That said, Shanahan brought aboard his intricate and innovative offense that fully maximized the talents of star players. Coupled with an elite defense, the 49ers between 2021 and 2024 were regularly viewed as top Super Bowl contenders, appearing in three consecutive NFC Championship games and ranking toward the top in many an offensive category.

Owning a 64-51 regular-season record, most of the losses coming during the rebuild years of 2017 and 2018, and an 8-4 postseason record, Shanahan has forced his way into the No. 3 spot on this list with only two Niners coaching greats ahead of him.

No. 2: George Seifert (1989-1996)

Seifert was fortunate enough to take over a 49ers team already laden with an abundance of talent. And it also helps Seifert was the hand-picked successor to coaching great Bill Walsh.

To say Seifert inherited a great team is one thing. But Seifert ran with the Niners in every sense and compiled the greatest head-coaching winning percentage in franchise history: .766. The 49ers posted an incredible 98-30 regular-season record during his tenure, which lasted from 1989 through 1996.
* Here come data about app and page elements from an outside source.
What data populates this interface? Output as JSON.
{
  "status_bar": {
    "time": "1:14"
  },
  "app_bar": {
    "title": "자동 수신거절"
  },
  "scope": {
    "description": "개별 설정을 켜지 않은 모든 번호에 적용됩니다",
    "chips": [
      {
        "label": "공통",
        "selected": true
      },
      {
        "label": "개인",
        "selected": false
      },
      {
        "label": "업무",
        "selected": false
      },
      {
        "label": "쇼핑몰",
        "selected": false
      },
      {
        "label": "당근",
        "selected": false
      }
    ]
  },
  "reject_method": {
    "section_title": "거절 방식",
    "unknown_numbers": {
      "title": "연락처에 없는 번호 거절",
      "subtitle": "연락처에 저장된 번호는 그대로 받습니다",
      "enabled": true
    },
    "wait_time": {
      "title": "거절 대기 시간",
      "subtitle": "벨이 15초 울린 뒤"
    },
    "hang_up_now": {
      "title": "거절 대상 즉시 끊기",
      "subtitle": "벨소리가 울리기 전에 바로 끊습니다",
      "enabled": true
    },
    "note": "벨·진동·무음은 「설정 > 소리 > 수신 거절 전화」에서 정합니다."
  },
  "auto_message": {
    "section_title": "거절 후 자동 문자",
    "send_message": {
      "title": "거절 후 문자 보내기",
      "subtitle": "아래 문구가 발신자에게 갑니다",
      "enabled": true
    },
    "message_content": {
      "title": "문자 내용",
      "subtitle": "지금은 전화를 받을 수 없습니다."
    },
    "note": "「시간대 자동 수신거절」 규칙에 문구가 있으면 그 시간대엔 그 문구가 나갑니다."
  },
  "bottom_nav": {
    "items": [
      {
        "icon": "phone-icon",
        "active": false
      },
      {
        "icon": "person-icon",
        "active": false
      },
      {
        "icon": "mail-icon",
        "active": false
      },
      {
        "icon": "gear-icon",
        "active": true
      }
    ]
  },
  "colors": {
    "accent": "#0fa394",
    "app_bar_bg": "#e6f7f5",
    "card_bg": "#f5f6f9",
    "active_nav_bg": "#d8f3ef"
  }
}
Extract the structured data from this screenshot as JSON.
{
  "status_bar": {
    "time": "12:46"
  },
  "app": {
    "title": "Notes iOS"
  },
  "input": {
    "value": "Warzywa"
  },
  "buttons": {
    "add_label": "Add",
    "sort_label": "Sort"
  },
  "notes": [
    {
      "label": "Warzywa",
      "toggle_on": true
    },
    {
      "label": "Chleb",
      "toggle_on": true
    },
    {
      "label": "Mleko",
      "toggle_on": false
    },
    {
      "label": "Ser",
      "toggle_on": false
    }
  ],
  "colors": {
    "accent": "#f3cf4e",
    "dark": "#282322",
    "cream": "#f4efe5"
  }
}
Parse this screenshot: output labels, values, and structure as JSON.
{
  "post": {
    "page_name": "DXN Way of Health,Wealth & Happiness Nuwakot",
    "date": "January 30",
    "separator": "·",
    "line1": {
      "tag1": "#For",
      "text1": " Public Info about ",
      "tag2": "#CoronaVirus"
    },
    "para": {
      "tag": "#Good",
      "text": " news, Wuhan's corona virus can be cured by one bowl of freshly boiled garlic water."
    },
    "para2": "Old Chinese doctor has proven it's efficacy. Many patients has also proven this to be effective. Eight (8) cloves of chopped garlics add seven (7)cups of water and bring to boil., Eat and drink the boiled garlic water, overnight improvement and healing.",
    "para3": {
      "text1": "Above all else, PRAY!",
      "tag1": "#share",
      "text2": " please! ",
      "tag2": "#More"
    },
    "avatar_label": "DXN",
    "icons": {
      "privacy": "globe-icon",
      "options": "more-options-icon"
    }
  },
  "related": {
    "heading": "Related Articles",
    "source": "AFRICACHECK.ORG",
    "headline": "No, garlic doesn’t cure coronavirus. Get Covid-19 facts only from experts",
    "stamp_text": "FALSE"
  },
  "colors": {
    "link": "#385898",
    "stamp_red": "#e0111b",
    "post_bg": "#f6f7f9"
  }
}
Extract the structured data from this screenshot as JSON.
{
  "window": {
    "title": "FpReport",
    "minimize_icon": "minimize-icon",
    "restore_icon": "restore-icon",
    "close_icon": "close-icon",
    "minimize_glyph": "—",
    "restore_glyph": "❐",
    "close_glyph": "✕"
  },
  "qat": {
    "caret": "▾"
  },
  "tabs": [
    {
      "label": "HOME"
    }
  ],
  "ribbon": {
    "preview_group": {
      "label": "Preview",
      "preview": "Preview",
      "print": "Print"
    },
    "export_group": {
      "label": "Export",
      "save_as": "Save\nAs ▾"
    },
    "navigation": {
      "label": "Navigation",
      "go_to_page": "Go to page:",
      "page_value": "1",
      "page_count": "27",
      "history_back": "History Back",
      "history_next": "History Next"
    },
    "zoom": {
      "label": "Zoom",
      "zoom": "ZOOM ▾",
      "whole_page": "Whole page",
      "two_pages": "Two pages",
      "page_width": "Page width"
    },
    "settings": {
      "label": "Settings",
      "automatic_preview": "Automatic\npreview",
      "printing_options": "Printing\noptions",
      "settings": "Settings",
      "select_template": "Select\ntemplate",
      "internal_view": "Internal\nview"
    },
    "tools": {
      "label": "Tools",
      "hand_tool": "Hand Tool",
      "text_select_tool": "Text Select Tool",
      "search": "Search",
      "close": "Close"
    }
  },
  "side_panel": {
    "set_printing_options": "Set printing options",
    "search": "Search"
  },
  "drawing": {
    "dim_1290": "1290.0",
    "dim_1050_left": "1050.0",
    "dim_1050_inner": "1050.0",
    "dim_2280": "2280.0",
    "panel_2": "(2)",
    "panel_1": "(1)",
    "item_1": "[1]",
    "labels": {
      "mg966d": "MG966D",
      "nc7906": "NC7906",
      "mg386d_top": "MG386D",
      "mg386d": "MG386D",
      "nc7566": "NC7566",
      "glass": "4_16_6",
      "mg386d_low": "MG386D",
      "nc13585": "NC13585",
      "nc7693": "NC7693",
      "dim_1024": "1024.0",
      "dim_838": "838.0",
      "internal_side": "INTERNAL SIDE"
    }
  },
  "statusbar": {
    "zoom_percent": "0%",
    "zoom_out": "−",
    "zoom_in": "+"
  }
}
During that span, the Niners reached the postseason an amazing seven times and came away with two Super Bowl victories at the end of the 1989 and 1994 seasons.

Seifert is currently only one of 13 NFL head coaches with multiple Super Bowl victories. He also served on the Niners staff during each of San Francisco’s five Super Bowl championships.

The defensive-minded head coach stepped away from the Niners at the conclusion of 1996 but came back to coach the Carolina Panthers between 1999 and 2001. Following a 1-15 record in 2001, Seifert stepped away from the NFL ranks for good.

Still, Seifert’s efforts in San Francisco make him the second-best head coach in franchise history.

And it shouldn’t be a surprise to see who is No. 1.

No. 1: Bill Walsh (1979-1988)

Winning Percentage: .609

San Francisco’s top head coach of all time shouldn’t come as a surprise to anyone. And it’s no shocker to see Walsh atop this list.

The late-great Hall of Fame coach took over a struggling and dysfunctional franchise in 1979. And his first few years with the organization didn’t go so well either. Walsh’s first two years with San Francisco resulted in sub-.500 records.

But all that changed in 1981.

Walsh had selected quarterback Joe Montana in the 1979 NFL Draft. And 1981 would be the season in which Walsh and Montana would thrive en route to a memorable NFC Championship win and the franchise’s first title crown in Super Bowl XVI.

San Francisco would go onto win two more Super Bowls during Walsh’s tenure.

Walsh is credited for implementing the West Coast offense: a scheme devised by short, precise passes based on proper footwork and timing.

And the Niners offense would reflect this.

San Francisco’s top head coach retired from the position after the 1988 season, although Walsh would remain in various steads with the red and gold for a number of years afterwards.

Walsh would be inducted into the Pro Football Hall of Fame in 1993 and passed away in 2007.

But his legacy continues to live on.

Read more from Niner Noise